* EXTRACTED INFORMATION
================================
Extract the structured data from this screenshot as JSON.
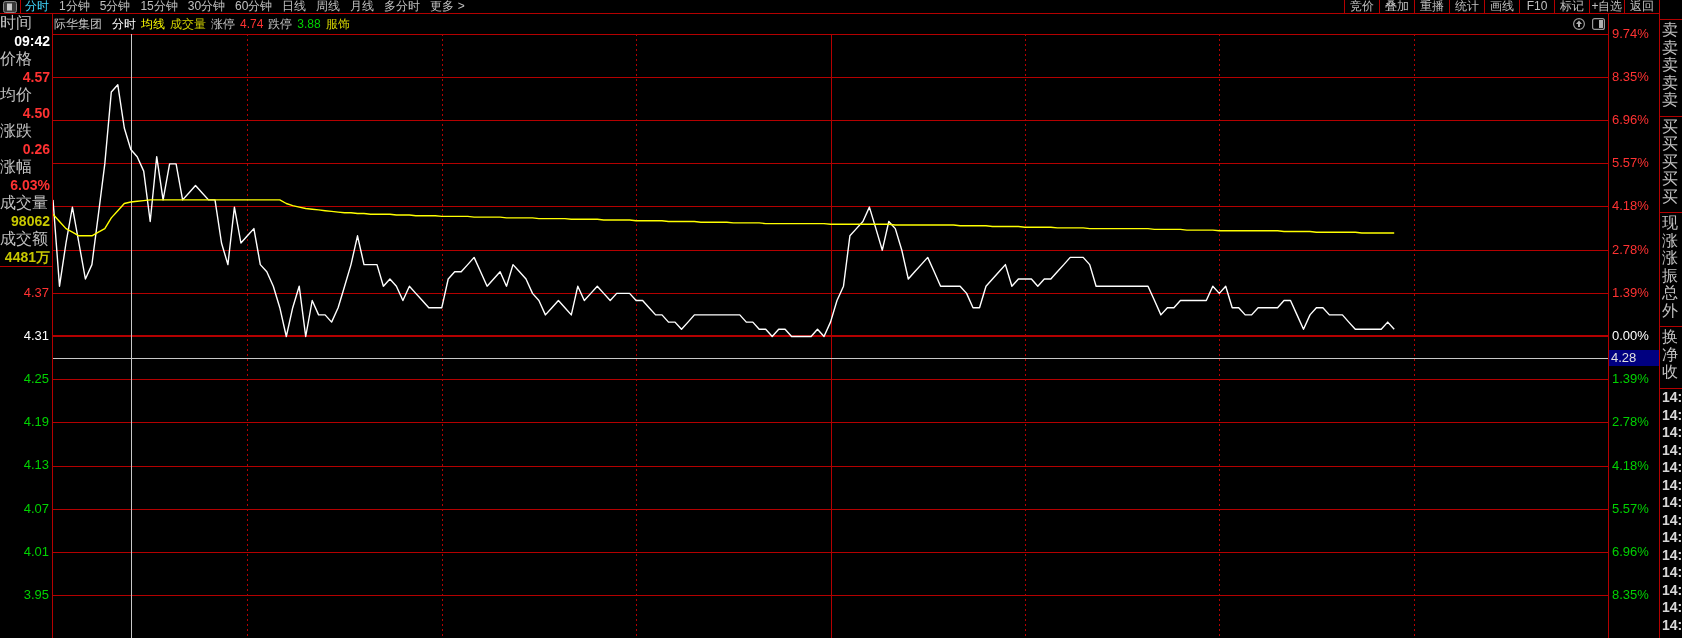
{
  "toolbar": {
    "periods": [
      {
        "label": "分时",
        "selected": true
      },
      {
        "label": "1分钟",
        "selected": false
      },
      {
        "label": "5分钟",
        "selected": false
      },
      {
        "label": "15分钟",
        "selected": false
      },
      {
        "label": "30分钟",
        "selected": false
      },
      {
        "label": "60分钟",
        "selected": false
      },
      {
        "label": "日线",
        "selected": false
      },
      {
        "label": "周线",
        "selected": false
      },
      {
        "label": "月线",
        "selected": false
      },
      {
        "label": "多分时",
        "selected": false
      },
      {
        "label": "更多 >",
        "selected": false
      }
    ],
    "actions": [
      "竞价",
      "叠加",
      "重播",
      "统计",
      "画线",
      "F10",
      "标记",
      "+自选",
      "返回"
    ]
  },
  "info_panel": [
    {
      "label": "时间",
      "value": "09:42",
      "color": "#ffffff"
    },
    {
      "label": "价格",
      "value": "4.57",
      "color": "#ff3232"
    },
    {
      "label": "均价",
      "value": "4.50",
      "color": "#ff3232"
    },
    {
      "label": "涨跌",
      "value": "0.26",
      "color": "#ff3232"
    },
    {
      "label": "涨幅",
      "value": "6.03%",
      "color": "#ff3232"
    },
    {
      "label": "成交量",
      "value": "98062",
      "color": "#c8c800"
    },
    {
      "label": "成交额",
      "value": "4481万",
      "color": "#c8c800"
    }
  ],
  "chart": {
    "stock": "际华集团",
    "legend": [
      {
        "text": "成交量",
        "kind": "indicator"
      },
      {
        "text": "涨停",
        "kind": "label"
      },
      {
        "text": "4.74",
        "kind": "rise"
      },
      {
        "text": "跌停",
        "kind": "label"
      },
      {
        "text": "3.88",
        "kind": "fall"
      },
      {
        "text": "服饰",
        "kind": "tag"
      }
    ],
    "chart_data": {
      "type": "line",
      "grid": true,
      "ylim": [
        3.89,
        4.73
      ],
      "y2lim": [
        -9.74,
        9.74
      ],
      "categories": [
        null,
        null,
        null,
        null,
        null,
        null,
        null,
        null,
        null,
        null,
        null,
        null,
        null,
        null,
        null,
        null,
        null,
        null,
        null,
        null,
        null,
        null,
        null,
        null,
        null,
        null,
        null,
        null,
        null,
        null,
        null,
        null,
        null,
        null,
        null,
        null,
        null,
        null,
        null,
        null,
        null,
        null,
        null,
        null,
        null,
        null,
        null,
        null,
        null,
        null,
        null,
        null,
        null,
        null,
        null,
        null,
        null,
        null,
        null,
        null,
        null,
        null,
        null,
        null,
        null,
        null,
        null,
        null,
        null,
        null,
        null,
        null,
        null,
        null,
        null,
        null,
        null,
        null,
        null,
        null,
        null,
        null,
        null,
        null,
        null,
        null,
        null,
        null,
        null,
        null,
        null,
        null,
        null,
        null,
        null,
        null,
        null,
        null,
        null,
        null,
        null,
        null,
        null,
        null,
        null,
        null,
        null,
        null,
        null,
        null,
        null,
        null,
        null,
        null,
        null,
        null,
        null,
        null,
        null,
        null,
        null,
        null,
        null,
        null,
        null,
        null,
        null,
        null,
        null,
        null,
        null,
        null,
        null,
        null,
        null,
        null,
        null,
        null,
        null,
        null,
        null,
        null,
        null,
        null,
        null,
        null,
        null,
        null,
        null,
        null,
        null,
        null,
        null,
        null,
        null,
        null,
        null,
        null,
        null,
        null,
        null,
        null,
        null,
        null,
        null,
        null,
        null,
        null,
        null,
        null,
        null,
        null,
        null,
        null,
        null,
        null,
        null,
        null,
        null,
        null,
        null,
        null,
        null,
        null,
        null,
        null,
        null,
        null,
        null,
        null,
        null,
        null,
        null,
        null,
        null,
        null,
        null,
        null,
        null,
        null,
        null,
        null,
        null,
        null,
        null,
        null,
        null,
        null,
        null,
        null,
        null,
        null,
        null,
        null,
        null,
        null,
        null,
        null,
        null,
        null,
        null,
        null,
        null,
        null,
        null,
        null,
        null,
        null,
        null,
        null,
        null,
        null,
        null,
        null,
        null,
        null,
        null,
        null,
        null,
        null,
        null
      ],
      "series": [
        {
          "name": "分时",
          "color": "#ffffff",
          "values": [
            4.5,
            4.38,
            4.44,
            4.49,
            4.44,
            4.39,
            4.41,
            4.48,
            4.55,
            4.65,
            4.66,
            4.6,
            4.57,
            4.56,
            4.54,
            4.47,
            4.56,
            4.5,
            4.55,
            4.55,
            4.5,
            4.51,
            4.52,
            4.51,
            4.5,
            4.5,
            4.44,
            4.41,
            4.49,
            4.44,
            4.45,
            4.46,
            4.41,
            4.4,
            4.38,
            4.35,
            4.31,
            4.35,
            4.38,
            4.31,
            4.36,
            4.34,
            4.34,
            4.33,
            4.35,
            4.38,
            4.41,
            4.45,
            4.41,
            4.41,
            4.41,
            4.38,
            4.39,
            4.38,
            4.36,
            4.38,
            4.37,
            4.36,
            4.35,
            4.35,
            4.35,
            4.39,
            4.4,
            4.4,
            4.41,
            4.42,
            4.4,
            4.38,
            4.39,
            4.4,
            4.38,
            4.41,
            4.4,
            4.39,
            4.37,
            4.36,
            4.34,
            4.35,
            4.36,
            4.35,
            4.34,
            4.38,
            4.36,
            4.37,
            4.38,
            4.37,
            4.36,
            4.37,
            4.37,
            4.37,
            4.36,
            4.36,
            4.35,
            4.34,
            4.34,
            4.33,
            4.33,
            4.32,
            4.33,
            4.34,
            4.34,
            4.34,
            4.34,
            4.34,
            4.34,
            4.34,
            4.34,
            4.33,
            4.33,
            4.32,
            4.32,
            4.31,
            4.32,
            4.32,
            4.31,
            4.31,
            4.31,
            4.31,
            4.32,
            4.31,
            4.33,
            4.36,
            4.38,
            4.45,
            4.46,
            4.47,
            4.49,
            4.46,
            4.43,
            4.47,
            4.46,
            4.43,
            4.39,
            4.4,
            4.41,
            4.42,
            4.4,
            4.38,
            4.38,
            4.38,
            4.38,
            4.37,
            4.35,
            4.35,
            4.38,
            4.39,
            4.4,
            4.41,
            4.38,
            4.39,
            4.39,
            4.39,
            4.38,
            4.39,
            4.39,
            4.4,
            4.41,
            4.42,
            4.42,
            4.42,
            4.41,
            4.38,
            4.38,
            4.38,
            4.38,
            4.38,
            4.38,
            4.38,
            4.38,
            4.38,
            4.36,
            4.34,
            4.35,
            4.35,
            4.36,
            4.36,
            4.36,
            4.36,
            4.36,
            4.38,
            4.37,
            4.38,
            4.35,
            4.35,
            4.34,
            4.34,
            4.35,
            4.35,
            4.35,
            4.35,
            4.36,
            4.36,
            4.34,
            4.32,
            4.34,
            4.35,
            4.35,
            4.34,
            4.34,
            4.34,
            4.33,
            4.32,
            4.32,
            4.32,
            4.32,
            4.32,
            4.33,
            4.32,
            null,
            null,
            null,
            null,
            null,
            null,
            null,
            null,
            null,
            null,
            null,
            null,
            null,
            null,
            null,
            null,
            null,
            null,
            null,
            null,
            null,
            null,
            null,
            null,
            null,
            null,
            null,
            null,
            null,
            null,
            null,
            null,
            null
          ]
        },
        {
          "name": "均线",
          "color": "#ffff00",
          "values": [
            4.48,
            4.47,
            4.46,
            4.455,
            4.45,
            4.45,
            4.45,
            4.455,
            4.46,
            4.475,
            4.485,
            4.495,
            4.497,
            4.498,
            4.499,
            4.5,
            4.5,
            4.5,
            4.5,
            4.5,
            4.5,
            4.5,
            4.5,
            4.5,
            4.5,
            4.5,
            4.5,
            4.5,
            4.5,
            4.5,
            4.5,
            4.5,
            4.5,
            4.5,
            4.5,
            4.5,
            4.495,
            4.492,
            4.49,
            4.488,
            4.487,
            4.486,
            4.485,
            4.484,
            4.483,
            4.482,
            4.482,
            4.481,
            4.481,
            4.48,
            4.48,
            4.48,
            4.48,
            4.479,
            4.479,
            4.479,
            4.478,
            4.478,
            4.478,
            4.478,
            4.477,
            4.477,
            4.477,
            4.477,
            4.477,
            4.476,
            4.476,
            4.476,
            4.476,
            4.476,
            4.475,
            4.475,
            4.475,
            4.475,
            4.475,
            4.474,
            4.474,
            4.474,
            4.474,
            4.474,
            4.473,
            4.473,
            4.473,
            4.473,
            4.473,
            4.472,
            4.472,
            4.472,
            4.472,
            4.472,
            4.471,
            4.471,
            4.471,
            4.471,
            4.471,
            4.47,
            4.47,
            4.47,
            4.47,
            4.47,
            4.469,
            4.469,
            4.469,
            4.469,
            4.469,
            4.468,
            4.468,
            4.468,
            4.468,
            4.468,
            4.467,
            4.467,
            4.467,
            4.467,
            4.467,
            4.467,
            4.467,
            4.467,
            4.467,
            4.467,
            4.466,
            4.466,
            4.466,
            4.466,
            4.466,
            4.466,
            4.466,
            4.466,
            4.466,
            4.466,
            4.465,
            4.465,
            4.465,
            4.465,
            4.465,
            4.465,
            4.465,
            4.465,
            4.465,
            4.465,
            4.464,
            4.464,
            4.464,
            4.464,
            4.464,
            4.463,
            4.463,
            4.463,
            4.463,
            4.463,
            4.462,
            4.462,
            4.462,
            4.462,
            4.462,
            4.461,
            4.461,
            4.461,
            4.461,
            4.461,
            4.46,
            4.46,
            4.46,
            4.46,
            4.46,
            4.46,
            4.46,
            4.46,
            4.46,
            4.46,
            4.459,
            4.459,
            4.459,
            4.459,
            4.459,
            4.458,
            4.458,
            4.458,
            4.458,
            4.458,
            4.457,
            4.457,
            4.457,
            4.457,
            4.457,
            4.457,
            4.457,
            4.457,
            4.457,
            4.457,
            4.456,
            4.456,
            4.456,
            4.456,
            4.456,
            4.455,
            4.455,
            4.455,
            4.455,
            4.455,
            4.455,
            4.455,
            4.454,
            4.454,
            4.454,
            4.454,
            4.454,
            4.454,
            null,
            null,
            null,
            null,
            null,
            null,
            null,
            null,
            null,
            null,
            null,
            null,
            null,
            null,
            null,
            null,
            null,
            null,
            null,
            null,
            null,
            null,
            null,
            null,
            null,
            null,
            null,
            null,
            null,
            null,
            null,
            null,
            null
          ]
        }
      ],
      "yticks": [
        {
          "value": 4.37,
          "label": "4.37"
        },
        {
          "value": 4.31,
          "label": "4.31"
        },
        {
          "value": 4.25,
          "label": "4.25"
        },
        {
          "value": 4.19,
          "label": "4.19"
        },
        {
          "value": 4.13,
          "label": "4.13"
        },
        {
          "value": 4.07,
          "label": "4.07"
        },
        {
          "value": 4.01,
          "label": "4.01"
        },
        {
          "value": 3.95,
          "label": "3.95"
        }
      ],
      "y2ticks": [
        {
          "value": 9.74,
          "label": "9.74%"
        },
        {
          "value": 8.35,
          "label": "8.35%"
        },
        {
          "value": 6.96,
          "label": "6.96%"
        },
        {
          "value": 5.57,
          "label": "5.57%"
        },
        {
          "value": 4.18,
          "label": "4.18%"
        },
        {
          "value": 2.78,
          "label": "2.78%"
        },
        {
          "value": 1.39,
          "label": "1.39%"
        },
        {
          "value": 0,
          "label": "0.00%"
        },
        {
          "value": -1.39,
          "label": "1.39%"
        },
        {
          "value": -2.78,
          "label": "2.78%"
        },
        {
          "value": -4.18,
          "label": "4.18%"
        },
        {
          "value": -5.57,
          "label": "5.57%"
        },
        {
          "value": -6.96,
          "label": "6.96%"
        },
        {
          "value": -8.35,
          "label": "8.35%"
        }
      ],
      "ref_lines": [
        {
          "axis": "y",
          "value": 4.31,
          "color": "#b40000"
        },
        {
          "axis": "y",
          "value": 4.28,
          "color": "#c8c8c8",
          "label": "4.28"
        }
      ]
    }
  },
  "side_panel": [
    {
      "kind": "label",
      "rows": [
        "卖",
        "卖",
        "卖",
        "卖",
        "卖"
      ]
    },
    {
      "kind": "label",
      "rows": [
        "买",
        "买",
        "买",
        "买",
        "买"
      ]
    },
    {
      "kind": "label",
      "rows": [
        "现",
        "涨",
        "涨",
        "振",
        "总",
        "外"
      ]
    },
    {
      "kind": "label",
      "rows": [
        "换",
        "净",
        "收"
      ]
    },
    {
      "kind": "time",
      "rows": [
        "14:",
        "14:",
        "14:",
        "14:",
        "14:",
        "14:",
        "14:",
        "14:",
        "14:",
        "14:",
        "14:",
        "14:",
        "14:",
        "14:"
      ]
    }
  ]
}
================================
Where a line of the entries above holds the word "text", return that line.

        "text": "成交量",
        "text": "涨停",
        "text": "4.74",
        "text": "跌停",
        "text": "3.88",
        "text": "服饰",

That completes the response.